But how can we be confident that this will work? How can we be witnesses if we still have doubts? Again the story is grace and how God draws close to Godself those who are prepared to be honest and vulnerable in their wresting. Within ten weeks of this event the event narrated in Acts takes place and Peter and John are found teaching so boldly and provocatively in the temple.  Regardless of his means of death, that of execution by the government, the Jesus known to the apostles is no zombie or no ghost. Jesus is not a corpse with breath returned; neither is he a disembodied but eternal apparition: Jesus is alive in an altogether new way, a way which one of my commentaries describes as “resurrected life is embodied existence”[1].

So we believe in spite of our doubts, knowing that in Jesus hope and peace and security is found and if we stay close to God we will learn more and more about what is actually going on. In his pastoral letter to a group of local Christians John tells us that the capacity to live without sin is the result of acknowledging the love of the LORD. This John who was in the room when Jesus returned to the eleven, this John who was standing with Peter when the man was raised to his feet and the fisherman son of Jonah proclaimed the grace-filled wisdom of God, this John writes of how ordinary men and women are made sons and daughters of God. I wonder what you make of 1 John 3:6 and the statement that no-one who abides in Christ sins.
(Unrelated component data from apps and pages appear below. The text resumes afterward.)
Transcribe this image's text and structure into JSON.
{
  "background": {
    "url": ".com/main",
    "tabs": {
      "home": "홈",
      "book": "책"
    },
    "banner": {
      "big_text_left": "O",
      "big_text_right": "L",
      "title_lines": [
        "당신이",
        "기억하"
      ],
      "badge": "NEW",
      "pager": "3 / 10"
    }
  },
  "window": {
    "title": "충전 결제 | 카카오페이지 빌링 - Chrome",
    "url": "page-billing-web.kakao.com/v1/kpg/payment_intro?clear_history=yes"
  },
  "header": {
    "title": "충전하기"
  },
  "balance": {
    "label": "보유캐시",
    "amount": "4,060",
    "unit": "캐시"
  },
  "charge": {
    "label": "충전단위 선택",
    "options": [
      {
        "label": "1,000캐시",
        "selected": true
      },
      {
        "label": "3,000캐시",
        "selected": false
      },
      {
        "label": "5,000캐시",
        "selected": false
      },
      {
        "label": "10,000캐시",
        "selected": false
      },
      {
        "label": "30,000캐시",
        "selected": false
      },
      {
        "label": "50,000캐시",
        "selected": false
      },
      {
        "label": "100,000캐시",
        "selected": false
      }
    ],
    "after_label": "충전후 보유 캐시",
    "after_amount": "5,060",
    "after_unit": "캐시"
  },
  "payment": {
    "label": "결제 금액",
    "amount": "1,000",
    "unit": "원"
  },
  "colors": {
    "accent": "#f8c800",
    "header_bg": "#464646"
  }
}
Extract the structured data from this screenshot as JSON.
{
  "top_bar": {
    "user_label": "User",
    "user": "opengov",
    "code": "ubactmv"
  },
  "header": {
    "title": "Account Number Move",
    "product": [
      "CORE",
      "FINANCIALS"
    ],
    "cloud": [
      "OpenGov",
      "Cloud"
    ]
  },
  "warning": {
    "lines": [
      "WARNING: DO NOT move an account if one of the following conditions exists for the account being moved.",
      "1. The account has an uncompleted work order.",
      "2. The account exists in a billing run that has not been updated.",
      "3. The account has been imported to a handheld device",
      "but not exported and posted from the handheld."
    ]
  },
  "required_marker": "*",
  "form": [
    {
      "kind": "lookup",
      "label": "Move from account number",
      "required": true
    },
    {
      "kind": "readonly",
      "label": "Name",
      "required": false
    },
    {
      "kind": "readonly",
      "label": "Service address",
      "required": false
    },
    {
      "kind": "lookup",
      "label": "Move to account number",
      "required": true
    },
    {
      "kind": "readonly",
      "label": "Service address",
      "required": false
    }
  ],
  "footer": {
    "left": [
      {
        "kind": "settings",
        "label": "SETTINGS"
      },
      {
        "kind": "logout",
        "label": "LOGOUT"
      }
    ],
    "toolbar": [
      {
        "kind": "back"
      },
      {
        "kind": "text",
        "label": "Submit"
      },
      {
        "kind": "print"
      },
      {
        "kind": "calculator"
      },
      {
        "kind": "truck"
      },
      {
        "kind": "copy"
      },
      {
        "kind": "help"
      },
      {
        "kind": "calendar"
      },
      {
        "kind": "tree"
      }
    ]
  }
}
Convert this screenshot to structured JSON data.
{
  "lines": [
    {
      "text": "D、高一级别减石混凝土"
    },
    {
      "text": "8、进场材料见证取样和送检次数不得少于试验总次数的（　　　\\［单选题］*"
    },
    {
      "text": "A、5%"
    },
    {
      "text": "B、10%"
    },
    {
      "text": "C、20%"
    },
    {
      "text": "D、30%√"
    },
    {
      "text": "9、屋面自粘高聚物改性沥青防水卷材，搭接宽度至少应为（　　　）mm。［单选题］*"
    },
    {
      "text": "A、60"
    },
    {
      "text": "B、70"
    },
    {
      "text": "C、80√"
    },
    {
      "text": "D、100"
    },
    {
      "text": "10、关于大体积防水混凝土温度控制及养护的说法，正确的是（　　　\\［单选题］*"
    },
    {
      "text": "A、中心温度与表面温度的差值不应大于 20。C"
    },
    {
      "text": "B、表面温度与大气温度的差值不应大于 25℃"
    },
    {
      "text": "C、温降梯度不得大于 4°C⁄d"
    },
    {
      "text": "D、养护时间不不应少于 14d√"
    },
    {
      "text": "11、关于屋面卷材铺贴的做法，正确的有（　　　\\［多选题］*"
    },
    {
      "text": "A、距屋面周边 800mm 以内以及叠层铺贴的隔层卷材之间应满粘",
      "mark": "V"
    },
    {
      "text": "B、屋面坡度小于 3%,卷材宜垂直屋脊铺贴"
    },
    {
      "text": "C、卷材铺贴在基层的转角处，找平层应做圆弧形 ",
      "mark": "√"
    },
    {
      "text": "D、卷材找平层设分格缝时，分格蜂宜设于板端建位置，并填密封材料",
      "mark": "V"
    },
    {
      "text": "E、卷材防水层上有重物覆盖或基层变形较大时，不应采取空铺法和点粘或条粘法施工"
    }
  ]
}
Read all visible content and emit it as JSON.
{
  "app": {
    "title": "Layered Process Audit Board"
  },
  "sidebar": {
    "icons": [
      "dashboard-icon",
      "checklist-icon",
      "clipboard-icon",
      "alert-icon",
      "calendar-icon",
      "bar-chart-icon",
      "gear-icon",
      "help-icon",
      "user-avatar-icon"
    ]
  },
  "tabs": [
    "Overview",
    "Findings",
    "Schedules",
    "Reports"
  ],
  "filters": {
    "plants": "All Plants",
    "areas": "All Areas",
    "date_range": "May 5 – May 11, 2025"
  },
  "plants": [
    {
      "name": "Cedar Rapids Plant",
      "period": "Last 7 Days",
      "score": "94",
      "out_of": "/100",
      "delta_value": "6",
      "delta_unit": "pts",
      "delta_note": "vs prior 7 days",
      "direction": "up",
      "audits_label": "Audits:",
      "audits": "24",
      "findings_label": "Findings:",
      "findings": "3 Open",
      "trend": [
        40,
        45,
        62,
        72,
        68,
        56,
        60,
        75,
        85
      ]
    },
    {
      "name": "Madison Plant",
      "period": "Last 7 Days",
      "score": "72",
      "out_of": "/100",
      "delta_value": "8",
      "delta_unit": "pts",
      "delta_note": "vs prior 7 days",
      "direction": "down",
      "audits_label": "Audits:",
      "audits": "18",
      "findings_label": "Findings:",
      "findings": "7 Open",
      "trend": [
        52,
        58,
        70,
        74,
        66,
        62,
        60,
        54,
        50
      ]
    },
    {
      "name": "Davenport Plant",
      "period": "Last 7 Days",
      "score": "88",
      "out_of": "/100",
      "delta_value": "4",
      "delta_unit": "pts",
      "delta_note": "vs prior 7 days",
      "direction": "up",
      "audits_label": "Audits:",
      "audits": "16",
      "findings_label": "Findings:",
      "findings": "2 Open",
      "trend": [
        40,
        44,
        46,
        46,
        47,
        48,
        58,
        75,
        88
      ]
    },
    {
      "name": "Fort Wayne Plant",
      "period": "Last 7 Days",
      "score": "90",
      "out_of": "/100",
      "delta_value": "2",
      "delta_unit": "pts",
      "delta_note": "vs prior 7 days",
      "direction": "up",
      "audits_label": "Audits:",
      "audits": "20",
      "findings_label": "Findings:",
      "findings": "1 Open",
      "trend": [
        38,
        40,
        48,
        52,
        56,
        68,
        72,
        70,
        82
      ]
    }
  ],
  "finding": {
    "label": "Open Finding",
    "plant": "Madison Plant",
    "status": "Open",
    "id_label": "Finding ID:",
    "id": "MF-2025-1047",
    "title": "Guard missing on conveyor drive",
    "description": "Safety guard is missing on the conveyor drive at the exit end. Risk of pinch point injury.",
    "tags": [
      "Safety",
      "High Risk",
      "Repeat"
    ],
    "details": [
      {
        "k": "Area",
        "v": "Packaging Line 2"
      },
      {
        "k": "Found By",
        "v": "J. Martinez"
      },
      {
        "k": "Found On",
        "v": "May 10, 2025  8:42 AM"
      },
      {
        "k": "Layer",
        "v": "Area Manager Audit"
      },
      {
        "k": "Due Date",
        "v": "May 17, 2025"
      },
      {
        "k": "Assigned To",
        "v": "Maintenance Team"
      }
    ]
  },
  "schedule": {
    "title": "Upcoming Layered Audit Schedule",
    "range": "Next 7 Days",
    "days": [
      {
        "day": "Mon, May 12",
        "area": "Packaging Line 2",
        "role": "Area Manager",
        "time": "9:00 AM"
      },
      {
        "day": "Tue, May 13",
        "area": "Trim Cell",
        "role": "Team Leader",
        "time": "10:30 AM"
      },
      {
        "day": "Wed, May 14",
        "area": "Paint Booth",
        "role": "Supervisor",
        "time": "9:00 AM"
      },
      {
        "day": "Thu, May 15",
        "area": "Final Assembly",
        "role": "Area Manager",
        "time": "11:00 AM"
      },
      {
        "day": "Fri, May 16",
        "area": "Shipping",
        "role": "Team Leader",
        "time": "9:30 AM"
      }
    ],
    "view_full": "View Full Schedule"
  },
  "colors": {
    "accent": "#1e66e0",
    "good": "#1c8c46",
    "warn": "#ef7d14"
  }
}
Would John really have it that believers never sin? This is more than a little optimistic, even for the best of us, if we think of sin as disobedience. But if we think of sin in the way that John in his gospel wrote of sin, that sin is unbelief, and then it is self-fulfilling because believers cannot be condemned for unbelief.   And take note, doubt is not unbelief, doubt is belief being fashioned. Belief for John was never about holding steadfast to doctrines or proofs, rather belief is hope, trust, and obedience placed in the One who sustains all. If John were to be asked for a simile for belief his answer would lean more towards words like devotion than words like orthodoxy.

John suggests that those whose hope is in God will live with a grace-filled underpinning to sustain and guide them. This is what the psalmist sang of when the one who found himself in distress due to circumstance and frailty gathered together his faith and hope and cried out to the One who is faithful. If we are believers then we can live without rebellion and the desire to go it alone because of the grace of God that holds us close to God. The Word of God says to us what he said to his frightened disciples “peace be with you”. Why are you frightened can’t you see that I am here with you? Don’t you know who I am?

This is why even though I am incredibly busy right now, and I have a medical predilection to fright, fight and flight, I am not in distress.


[1] Joel B. Green, “Luke,” in The New Interpreter’s Study Bible, (Nashville TN: Abingdon, 2003), 1903